All lines in the records below with the word "SKS射手步枪" must be returned.

[[ Data under study, beginning ]]

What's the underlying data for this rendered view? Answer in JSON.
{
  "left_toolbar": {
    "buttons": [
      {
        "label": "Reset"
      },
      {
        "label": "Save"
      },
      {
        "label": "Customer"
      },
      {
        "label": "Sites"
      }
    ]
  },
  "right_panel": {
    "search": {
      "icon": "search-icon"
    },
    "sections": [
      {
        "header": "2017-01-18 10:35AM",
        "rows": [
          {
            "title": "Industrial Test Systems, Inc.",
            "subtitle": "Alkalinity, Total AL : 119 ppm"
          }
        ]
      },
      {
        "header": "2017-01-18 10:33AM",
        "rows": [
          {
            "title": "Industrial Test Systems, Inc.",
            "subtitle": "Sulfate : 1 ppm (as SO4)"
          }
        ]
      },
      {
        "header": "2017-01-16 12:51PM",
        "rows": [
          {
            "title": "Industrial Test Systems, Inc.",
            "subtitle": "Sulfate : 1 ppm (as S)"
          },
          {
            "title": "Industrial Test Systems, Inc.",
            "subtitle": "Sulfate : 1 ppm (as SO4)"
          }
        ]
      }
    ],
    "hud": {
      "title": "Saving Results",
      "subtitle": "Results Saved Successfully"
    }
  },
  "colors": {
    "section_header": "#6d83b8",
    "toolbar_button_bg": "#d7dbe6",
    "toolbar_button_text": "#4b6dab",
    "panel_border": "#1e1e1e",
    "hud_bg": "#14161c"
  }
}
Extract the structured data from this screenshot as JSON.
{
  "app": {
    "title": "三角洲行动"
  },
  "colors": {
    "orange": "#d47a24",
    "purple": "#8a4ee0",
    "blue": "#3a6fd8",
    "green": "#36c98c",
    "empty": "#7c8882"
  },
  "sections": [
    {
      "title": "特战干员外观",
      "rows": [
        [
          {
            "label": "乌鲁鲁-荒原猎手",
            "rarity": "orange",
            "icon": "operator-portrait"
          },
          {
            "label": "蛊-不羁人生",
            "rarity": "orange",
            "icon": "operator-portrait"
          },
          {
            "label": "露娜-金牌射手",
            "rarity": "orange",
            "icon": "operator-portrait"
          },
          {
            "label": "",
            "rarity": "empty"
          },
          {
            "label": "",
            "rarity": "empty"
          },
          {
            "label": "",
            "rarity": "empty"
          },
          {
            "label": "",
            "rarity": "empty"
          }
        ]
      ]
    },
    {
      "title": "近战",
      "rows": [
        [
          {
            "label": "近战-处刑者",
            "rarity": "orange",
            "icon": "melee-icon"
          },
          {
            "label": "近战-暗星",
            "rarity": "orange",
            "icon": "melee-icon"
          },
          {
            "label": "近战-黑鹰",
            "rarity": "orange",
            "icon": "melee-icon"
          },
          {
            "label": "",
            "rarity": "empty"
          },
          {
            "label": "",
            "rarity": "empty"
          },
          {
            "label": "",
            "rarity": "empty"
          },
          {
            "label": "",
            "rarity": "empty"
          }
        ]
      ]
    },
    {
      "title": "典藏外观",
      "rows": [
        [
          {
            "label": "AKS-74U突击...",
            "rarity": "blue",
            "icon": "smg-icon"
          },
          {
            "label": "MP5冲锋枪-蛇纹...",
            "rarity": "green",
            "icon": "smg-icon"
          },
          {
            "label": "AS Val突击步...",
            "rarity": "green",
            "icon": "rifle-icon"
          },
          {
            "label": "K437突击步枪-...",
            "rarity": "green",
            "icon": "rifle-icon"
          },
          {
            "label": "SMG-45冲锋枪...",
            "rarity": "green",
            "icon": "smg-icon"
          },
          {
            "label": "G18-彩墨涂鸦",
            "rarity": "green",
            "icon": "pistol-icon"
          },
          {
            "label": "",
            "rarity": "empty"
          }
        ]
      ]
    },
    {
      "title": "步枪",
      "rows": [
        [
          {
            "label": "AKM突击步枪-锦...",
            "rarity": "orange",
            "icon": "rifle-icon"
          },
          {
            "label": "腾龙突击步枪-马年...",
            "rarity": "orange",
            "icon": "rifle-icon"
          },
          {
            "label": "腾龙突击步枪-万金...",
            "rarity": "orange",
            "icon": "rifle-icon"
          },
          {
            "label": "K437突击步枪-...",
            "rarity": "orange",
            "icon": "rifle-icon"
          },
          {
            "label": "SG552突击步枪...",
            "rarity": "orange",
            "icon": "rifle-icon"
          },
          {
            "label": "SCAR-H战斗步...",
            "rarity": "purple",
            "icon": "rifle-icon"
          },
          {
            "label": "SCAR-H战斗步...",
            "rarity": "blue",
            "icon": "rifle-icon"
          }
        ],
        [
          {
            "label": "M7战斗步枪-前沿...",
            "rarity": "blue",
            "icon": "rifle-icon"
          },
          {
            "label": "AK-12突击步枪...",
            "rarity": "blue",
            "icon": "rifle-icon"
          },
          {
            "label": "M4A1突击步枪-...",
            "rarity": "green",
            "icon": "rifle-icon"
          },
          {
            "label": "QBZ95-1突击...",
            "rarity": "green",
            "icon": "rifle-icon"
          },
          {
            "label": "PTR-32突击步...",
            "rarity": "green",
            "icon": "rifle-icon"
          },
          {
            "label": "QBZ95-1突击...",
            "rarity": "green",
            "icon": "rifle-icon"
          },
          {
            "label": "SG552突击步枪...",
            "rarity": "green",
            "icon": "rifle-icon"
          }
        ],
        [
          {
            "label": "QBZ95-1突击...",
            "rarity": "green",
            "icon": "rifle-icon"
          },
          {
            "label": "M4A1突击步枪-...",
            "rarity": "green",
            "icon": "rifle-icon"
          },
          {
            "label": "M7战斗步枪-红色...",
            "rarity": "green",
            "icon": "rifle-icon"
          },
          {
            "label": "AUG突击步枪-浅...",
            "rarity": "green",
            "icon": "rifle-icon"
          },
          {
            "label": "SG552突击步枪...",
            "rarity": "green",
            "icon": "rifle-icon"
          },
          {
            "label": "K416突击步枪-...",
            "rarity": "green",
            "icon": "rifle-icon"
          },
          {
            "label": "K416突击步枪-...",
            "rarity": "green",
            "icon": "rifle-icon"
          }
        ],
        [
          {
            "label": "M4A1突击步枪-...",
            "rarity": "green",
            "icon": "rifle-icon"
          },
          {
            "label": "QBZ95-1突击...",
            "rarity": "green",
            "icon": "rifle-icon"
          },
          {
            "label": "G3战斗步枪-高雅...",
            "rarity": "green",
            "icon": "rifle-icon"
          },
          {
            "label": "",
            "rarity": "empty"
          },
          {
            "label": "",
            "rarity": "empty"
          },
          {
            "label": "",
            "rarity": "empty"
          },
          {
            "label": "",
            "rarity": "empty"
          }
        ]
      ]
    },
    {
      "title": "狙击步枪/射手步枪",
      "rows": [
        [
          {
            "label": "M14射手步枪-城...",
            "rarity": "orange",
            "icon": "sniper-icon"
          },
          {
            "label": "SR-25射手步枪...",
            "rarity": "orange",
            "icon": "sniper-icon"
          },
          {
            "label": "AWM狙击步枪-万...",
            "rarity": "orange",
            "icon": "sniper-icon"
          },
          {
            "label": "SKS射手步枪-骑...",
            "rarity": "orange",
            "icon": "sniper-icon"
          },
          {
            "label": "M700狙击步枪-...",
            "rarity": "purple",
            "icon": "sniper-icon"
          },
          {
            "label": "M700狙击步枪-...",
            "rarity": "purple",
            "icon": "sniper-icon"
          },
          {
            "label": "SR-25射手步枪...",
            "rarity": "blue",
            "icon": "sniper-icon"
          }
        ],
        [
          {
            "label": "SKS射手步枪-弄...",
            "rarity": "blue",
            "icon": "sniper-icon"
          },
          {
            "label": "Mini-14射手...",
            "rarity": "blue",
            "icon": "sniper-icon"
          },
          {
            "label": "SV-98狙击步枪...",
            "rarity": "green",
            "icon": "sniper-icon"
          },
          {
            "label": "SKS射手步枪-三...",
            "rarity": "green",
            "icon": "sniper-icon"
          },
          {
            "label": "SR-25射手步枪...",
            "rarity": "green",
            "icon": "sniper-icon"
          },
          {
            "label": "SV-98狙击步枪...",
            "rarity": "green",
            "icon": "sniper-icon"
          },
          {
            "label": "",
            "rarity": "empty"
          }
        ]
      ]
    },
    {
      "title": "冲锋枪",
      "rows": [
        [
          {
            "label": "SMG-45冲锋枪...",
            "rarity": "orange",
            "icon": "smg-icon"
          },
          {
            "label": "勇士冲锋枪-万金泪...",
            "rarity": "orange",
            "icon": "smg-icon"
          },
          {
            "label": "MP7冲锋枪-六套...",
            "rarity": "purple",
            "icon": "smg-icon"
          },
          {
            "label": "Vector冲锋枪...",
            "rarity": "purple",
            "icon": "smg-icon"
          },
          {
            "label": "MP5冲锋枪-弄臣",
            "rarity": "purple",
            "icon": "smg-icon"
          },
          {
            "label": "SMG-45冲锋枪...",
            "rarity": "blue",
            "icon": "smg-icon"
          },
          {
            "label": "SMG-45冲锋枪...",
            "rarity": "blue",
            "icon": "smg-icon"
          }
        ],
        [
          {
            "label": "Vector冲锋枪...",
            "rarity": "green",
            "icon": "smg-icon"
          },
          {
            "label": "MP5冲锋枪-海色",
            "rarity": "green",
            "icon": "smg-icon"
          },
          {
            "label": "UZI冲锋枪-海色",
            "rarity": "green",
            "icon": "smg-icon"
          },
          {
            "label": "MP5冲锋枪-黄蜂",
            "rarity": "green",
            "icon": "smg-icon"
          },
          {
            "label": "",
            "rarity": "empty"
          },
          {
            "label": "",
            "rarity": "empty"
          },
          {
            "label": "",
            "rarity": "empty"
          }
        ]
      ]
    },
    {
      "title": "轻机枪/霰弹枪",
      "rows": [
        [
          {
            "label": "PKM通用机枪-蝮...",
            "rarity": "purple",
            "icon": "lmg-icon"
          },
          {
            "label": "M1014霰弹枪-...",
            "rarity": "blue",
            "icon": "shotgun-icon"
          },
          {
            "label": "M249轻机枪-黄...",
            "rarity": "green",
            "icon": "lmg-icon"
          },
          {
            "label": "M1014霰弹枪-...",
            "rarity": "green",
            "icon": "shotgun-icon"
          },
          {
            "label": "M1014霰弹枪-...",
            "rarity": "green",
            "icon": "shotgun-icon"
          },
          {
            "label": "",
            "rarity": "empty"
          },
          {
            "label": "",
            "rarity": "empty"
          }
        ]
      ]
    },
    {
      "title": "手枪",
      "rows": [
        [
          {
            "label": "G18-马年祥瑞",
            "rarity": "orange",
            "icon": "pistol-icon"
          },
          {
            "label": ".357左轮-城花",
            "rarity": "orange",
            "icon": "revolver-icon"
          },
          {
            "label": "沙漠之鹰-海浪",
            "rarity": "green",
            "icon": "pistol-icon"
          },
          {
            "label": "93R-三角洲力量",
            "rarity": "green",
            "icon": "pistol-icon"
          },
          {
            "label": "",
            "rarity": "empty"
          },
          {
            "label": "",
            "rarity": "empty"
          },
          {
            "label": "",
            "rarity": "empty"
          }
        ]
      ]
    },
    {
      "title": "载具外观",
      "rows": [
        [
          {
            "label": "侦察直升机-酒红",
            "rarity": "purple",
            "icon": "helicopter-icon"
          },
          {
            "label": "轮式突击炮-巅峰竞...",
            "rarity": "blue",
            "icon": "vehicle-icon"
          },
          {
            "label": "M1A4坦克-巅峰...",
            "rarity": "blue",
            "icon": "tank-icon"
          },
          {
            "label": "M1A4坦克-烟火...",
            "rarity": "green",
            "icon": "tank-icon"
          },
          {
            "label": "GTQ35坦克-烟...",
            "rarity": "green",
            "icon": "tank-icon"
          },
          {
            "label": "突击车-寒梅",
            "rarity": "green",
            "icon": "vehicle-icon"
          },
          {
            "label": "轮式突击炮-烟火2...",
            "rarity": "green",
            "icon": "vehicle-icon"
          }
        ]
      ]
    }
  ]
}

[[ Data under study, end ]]

- [Task solution]
            "label": "SKS射手步枪-骑...",
            "label": "SKS射手步枪-弄...",
            "label": "SKS射手步枪-三...",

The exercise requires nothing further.